Kosteletskya (Hibiscus) virginica var. ‘Immaculate”, the white flowering form of Coastal Hibiscus, one found by Landscape Architect/ plantsman John Mayronne in St. Tammany Parish, Louisiana, in the 1990’s. Its now a common specialty garden plant. Notice Rudbeckia subtomentosa in flower, in the background, Indian Grass in foreground. Plants purchased from Rick Webb’s Louisiana Growers Nursery (wholesale). A six footer, Immaculate is upright and flowers in late September. Flowers open at night and finish up when the afternoon heat arrives.

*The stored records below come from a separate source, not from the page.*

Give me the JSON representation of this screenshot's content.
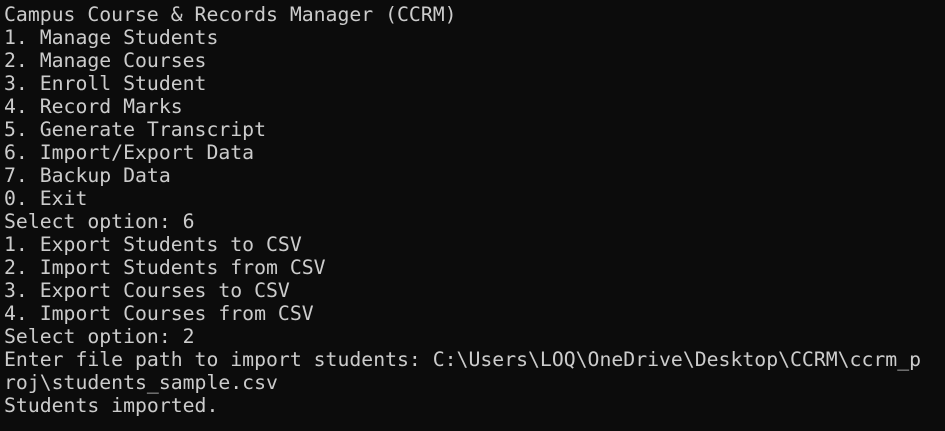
{
  "terminal": {
    "lines": [
      "Campus Course & Records Manager (CCRM)",
      "1. Manage Students",
      "2. Manage Courses",
      "3. Enroll Student",
      "4. Record Marks",
      "5. Generate Transcript",
      "6. Import/Export Data",
      "7. Backup Data",
      "0. Exit",
      "Select option: 6",
      "1. Export Students to CSV",
      "2. Import Students from CSV",
      "3. Export Courses to CSV",
      "4. Import Courses from CSV",
      "Select option: 2",
      "Enter file path to import students: C:\\Users\\LOQ\\OneDrive\\Desktop\\CCRM\\ccrm_p",
      "roj\\students_sample.csv",
      "Students imported."
    ]
  },
  "colors": {
    "background": "#0c0c0c",
    "foreground": "#cccccc"
  }
}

One of the most exciting and fun plants I’ve had the chance to grow this year is African Basil, Blue Basil, a non-native. Over the years I’ve dabbled in Basil cultivation – really like to use Sweet Basil and Thai Basil and of course purple leafed Sweet Basil, etc., etc. but planted this year about 20 or so pots, from Stelz Nursery, and how amazing is this plant, constantly full of Bumble Bees and even Hummingbirds taking a sip every now and then. Some Bumble bees even bed down at night right on the foliage – they can’t seem to get enough of the stuff! wow. amazing plant for sure.
Cacalia ovata in hand in a cool seed field – Tangipoahoa Parish, La.

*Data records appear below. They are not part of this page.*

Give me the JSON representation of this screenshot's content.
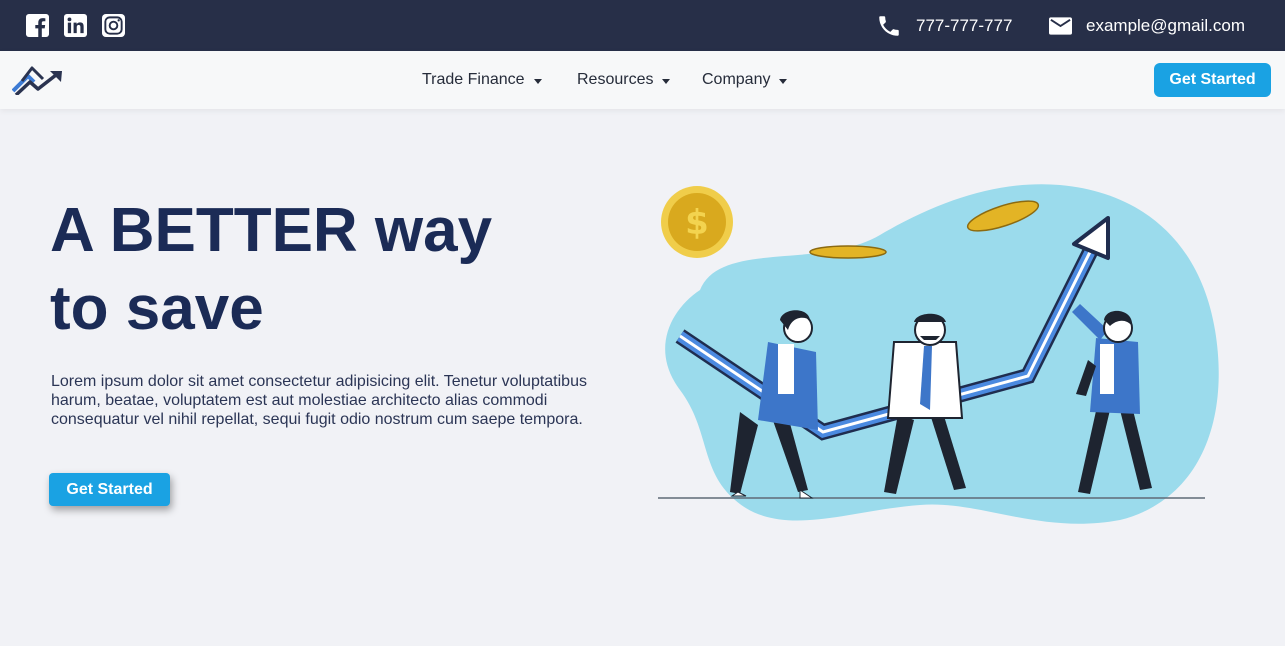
{
  "topbar": {
    "social": [
      {
        "name": "facebook-icon"
      },
      {
        "name": "linkedin-icon"
      },
      {
        "name": "instagram-icon"
      }
    ],
    "phone": "777-777-777",
    "email": "example@gmail.com"
  },
  "nav": {
    "items": [
      {
        "label": "Trade Finance"
      },
      {
        "label": "Resources"
      },
      {
        "label": "Company"
      }
    ],
    "cta": "Get Started"
  },
  "hero": {
    "title_line1": "A BETTER way",
    "title_line2": "to save",
    "text": "Lorem ipsum dolor sit amet consectetur adipisicing elit. Tenetur voluptatibus harum, beatae, voluptatem est aut molestiae architecto alias commodi consequatur vel nihil repellat, sequi fugit odio nostrum cum saepe tempora.",
    "cta": "Get Started"
  },
  "colors": {
    "topbar": "#272f48",
    "accent": "#1aa2e3",
    "heading": "#1b2b56",
    "blob": "#9bdbec"
  }
}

sweet prairie in all its subtle glory, above
NATIVE PLANTS, URBAN ECOLOGY & SMART GROWTH PLANNING
When: Wednesday, November 2nd, 1:15pm-2:45pm
Where: Hartley/Vey Studio, Shaw Center for the Arts

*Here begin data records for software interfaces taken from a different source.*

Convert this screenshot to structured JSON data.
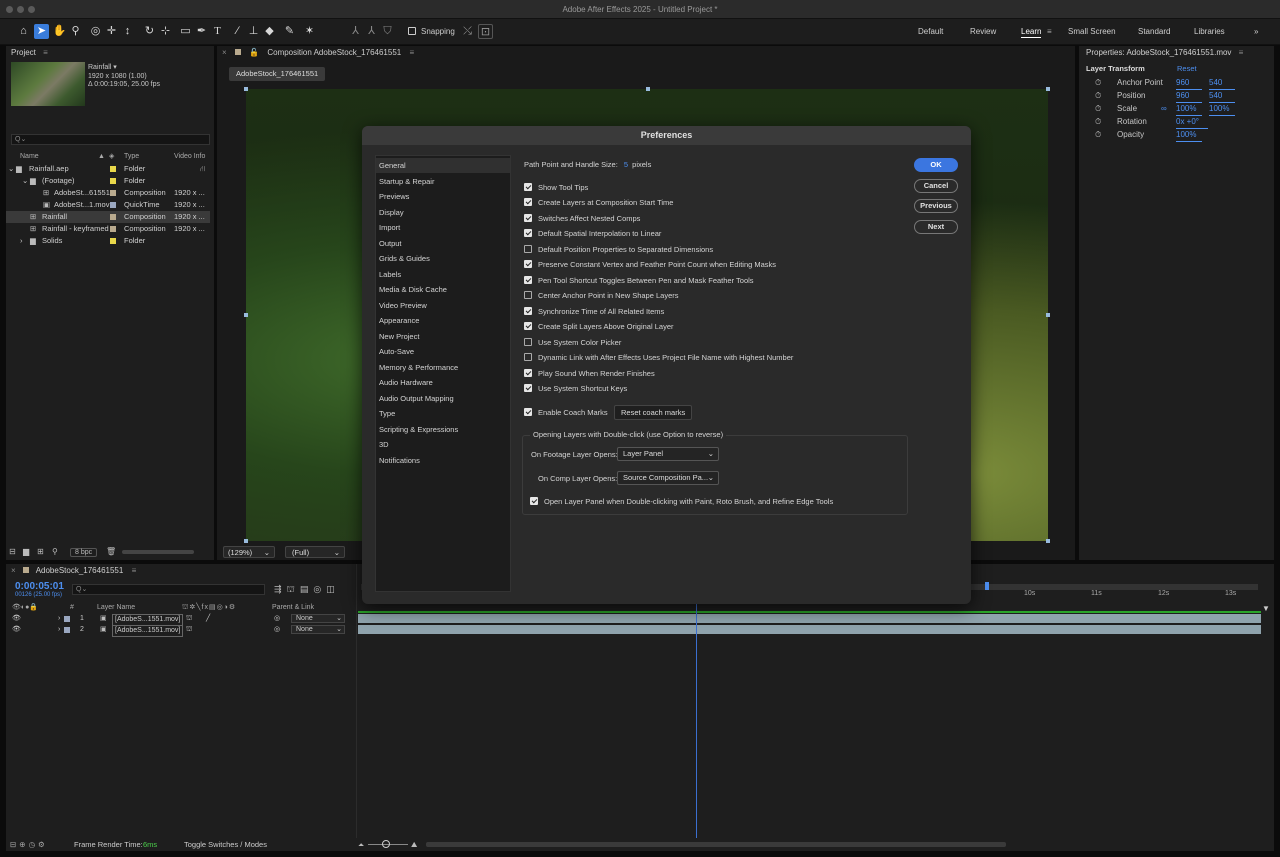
{
  "window": {
    "title": "Adobe After Effects 2025 - Untitled Project *"
  },
  "toolbar": {
    "snapping": "Snapping",
    "workspaces": [
      "Default",
      "Review",
      "Learn",
      "Small Screen",
      "Standard",
      "Libraries"
    ],
    "more": "»"
  },
  "project": {
    "panel_title": "Project",
    "menu": "≡",
    "comp_name": "Rainfall ▾",
    "comp_res": "1920 x 1080 (1.00)",
    "comp_dur": "Δ 0:00:19:05, 25.00 fps",
    "search_placeholder": "Q⌄",
    "cols": {
      "name": "Name",
      "type": "Type",
      "info": "Video Info"
    },
    "rows": [
      {
        "name": "Rainfall.aep",
        "type": "Folder",
        "info": "",
        "color": "#e8d84a"
      },
      {
        "name": "(Footage)",
        "type": "Folder",
        "info": "",
        "color": "#e8d84a"
      },
      {
        "name": "AdobeSt...61551",
        "type": "Composition",
        "info": "1920 x ...",
        "color": "#b9aa8e"
      },
      {
        "name": "AdobeSt...1.mov",
        "type": "QuickTime",
        "info": "1920 x ...",
        "color": "#9aa7c0"
      },
      {
        "name": "Rainfall",
        "type": "Composition",
        "info": "1920 x ...",
        "color": "#b9aa8e"
      },
      {
        "name": "Rainfall - keyframed",
        "type": "Composition",
        "info": "1920 x ...",
        "color": "#b9aa8e"
      },
      {
        "name": "Solids",
        "type": "Folder",
        "info": "",
        "color": "#e8d84a"
      }
    ],
    "bpc": "8 bpc"
  },
  "composition": {
    "tab": "Composition AdobeStock_176461551",
    "chip": "AdobeStock_176461551",
    "zoom": "(129%)",
    "quality": "(Full)"
  },
  "properties": {
    "title": "Properties: AdobeStock_176461551.mov",
    "section": "Layer Transform",
    "reset": "Reset",
    "rows": [
      {
        "label": "Anchor Point",
        "v1": "960",
        "v2": "540"
      },
      {
        "label": "Position",
        "v1": "960",
        "v2": "540"
      },
      {
        "label": "Scale",
        "v1": "100%",
        "v2": "100%"
      },
      {
        "label": "Rotation",
        "v1": "0x +0°",
        "v2": ""
      },
      {
        "label": "Opacity",
        "v1": "100%",
        "v2": ""
      }
    ]
  },
  "prefs": {
    "title": "Preferences",
    "categories": [
      "General",
      "Startup & Repair",
      "Previews",
      "Display",
      "Import",
      "Output",
      "Grids & Guides",
      "Labels",
      "Media & Disk Cache",
      "Video Preview",
      "Appearance",
      "New Project",
      "Auto-Save",
      "Memory & Performance",
      "Audio Hardware",
      "Audio Output Mapping",
      "Type",
      "Scripting & Expressions",
      "3D",
      "Notifications"
    ],
    "path_label": "Path Point and Handle Size:",
    "path_value": "5",
    "path_unit": "pixels",
    "options": [
      {
        "label": "Show Tool Tips",
        "on": true
      },
      {
        "label": "Create Layers at Composition Start Time",
        "on": true
      },
      {
        "label": "Switches Affect Nested Comps",
        "on": true
      },
      {
        "label": "Default Spatial Interpolation to Linear",
        "on": true
      },
      {
        "label": "Default Position Properties to Separated Dimensions",
        "on": false
      },
      {
        "label": "Preserve Constant Vertex and Feather Point Count when Editing Masks",
        "on": true
      },
      {
        "label": "Pen Tool Shortcut Toggles Between Pen and Mask Feather Tools",
        "on": true
      },
      {
        "label": "Center Anchor Point in New Shape Layers",
        "on": false
      },
      {
        "label": "Synchronize Time of All Related Items",
        "on": true
      },
      {
        "label": "Create Split Layers Above Original Layer",
        "on": true
      },
      {
        "label": "Use System Color Picker",
        "on": false
      },
      {
        "label": "Dynamic Link with After Effects Uses Project File Name with Highest Number",
        "on": false
      },
      {
        "label": "Play Sound When Render Finishes",
        "on": true
      },
      {
        "label": "Use System Shortcut Keys",
        "on": true
      }
    ],
    "coach": "Enable Coach Marks",
    "reset_coach": "Reset coach marks",
    "group_title": "Opening Layers with Double-click (use Option to reverse)",
    "footage_label": "On Footage Layer Opens:",
    "footage_value": "Layer Panel",
    "comp_label": "On Comp Layer Opens:",
    "comp_value": "Source Composition Pa...",
    "open_layer": "Open Layer Panel when Double-clicking with Paint, Roto Brush, and Refine Edge Tools",
    "buttons": {
      "ok": "OK",
      "cancel": "Cancel",
      "previous": "Previous",
      "next": "Next"
    }
  },
  "timeline": {
    "tab": "AdobeStock_176461551",
    "time": "0:00:05:01",
    "frames": "00126 (25.00 fps)",
    "search_placeholder": "Q⌄",
    "cols": {
      "num": "#",
      "layer": "Layer Name",
      "parent": "Parent & Link"
    },
    "layers": [
      {
        "num": "1",
        "name": "[AdobeS...1551.mov]",
        "parent": "None"
      },
      {
        "num": "2",
        "name": "[AdobeS...1551.mov]",
        "parent": "None"
      }
    ],
    "ruler": [
      "10s",
      "11s",
      "12s",
      "13s"
    ],
    "render_label": "Frame Render Time:",
    "render_value": "6ms",
    "toggle": "Toggle Switches / Modes"
  }
}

Marc Pastorek, Founding Partner and Landscape Designer, Pastorek Habitats, LLC
Robert Seemann, Program Director, Baton Rouge Green
MODERATOR: Ryan Benton, Designer, CPEX
for native plant and ecology events email Dr Allen at email@example.com
the genus Sida, Louisiana
by Charles Allen
The genus Sida (teaweed) includes five native herbaceous annuals or perennial species in the Malvaceae. The stems are tough, and the plants are distinctly tap-rooted. The leaves are alternate and simple, with pinnate major veins and obvious stipules. The inflorescences are axillary and solitary flowers with pedicels that vary in length. The flowers are perfect and regular, with five sepals, five orange-yellow to yellow petals, and numerous stamens that are united into a tube around the ovary. The ovary is superior, and the fruit is a ring of five to ten carpels that separate at maturity. The caterpillars of common and tropical checkered skipper plus the gray hairstreak use Sida plants for food. The plants are also host to the caterpillars of four moth species including the tersa sphinx.
A. Mericarps, styles, and stigmas 5; stem with a spine subtending each leaf; leaves usually truncate to subcordate at the base……………………………………………………………………………………………. S. spinosa
A Mericarps, styles, and stigmas (6-) avg. 10 (-14); stem lacking spines subtending the leaves; leaves usually cuneate to rounded at base…………………………………………………………………………………………..B
B(A). Leaves narrowly elliptic to linear, (3-) 4-20× as long as wide…………………………..C
B. Leaves elliptic-rhombic, mostly 2-3 times as long as wide…………………………………….D C.(B) Pedicels shorter than 2 cm ……………………………………………………………………… S. elliottii
C Pedicels 2-6 cm long ………………………………………………………………………………S. lindheimeri
D(B). Leaves and branches borne distichously; stipules usually falcate, several-veined.. …………………………………………………………………………………………… S. acuta
D. Leaves and branches borne spirally; stipules linear, 1 (-3)-veined .S. rhombifolia
The most common and widespread species is common teaweed (Sida rhombifolia) also known as ironweed and Cuban jute. It is a somewhat dark color and very common with reports from all 64 parishes.
The second most common Sida is spiny teaweed with a short spine subtending each leaf. It is yellow green and fairly widespread in agricultural areas. It is reported from 56 parishes and these are the eight parishes where it is not reported: Acadia, Avoyelles, Beauregard, Sabine, St Helena, St. James, Tangipahoa, and Washington.
The other three species are uncommon to rare. Sida acuta (common wireweed) is reported from East Baton Rouge, Jefferson, Lincoln, and Plaquemines parishes. Sida elliottii (Elliott’s fanpetals) is reported only from Cameron, East Baton Rouge, and St. Tammany parishes and Sida lindheimeri (showy fanpetals) only from Cameron and East Feliciana parishes.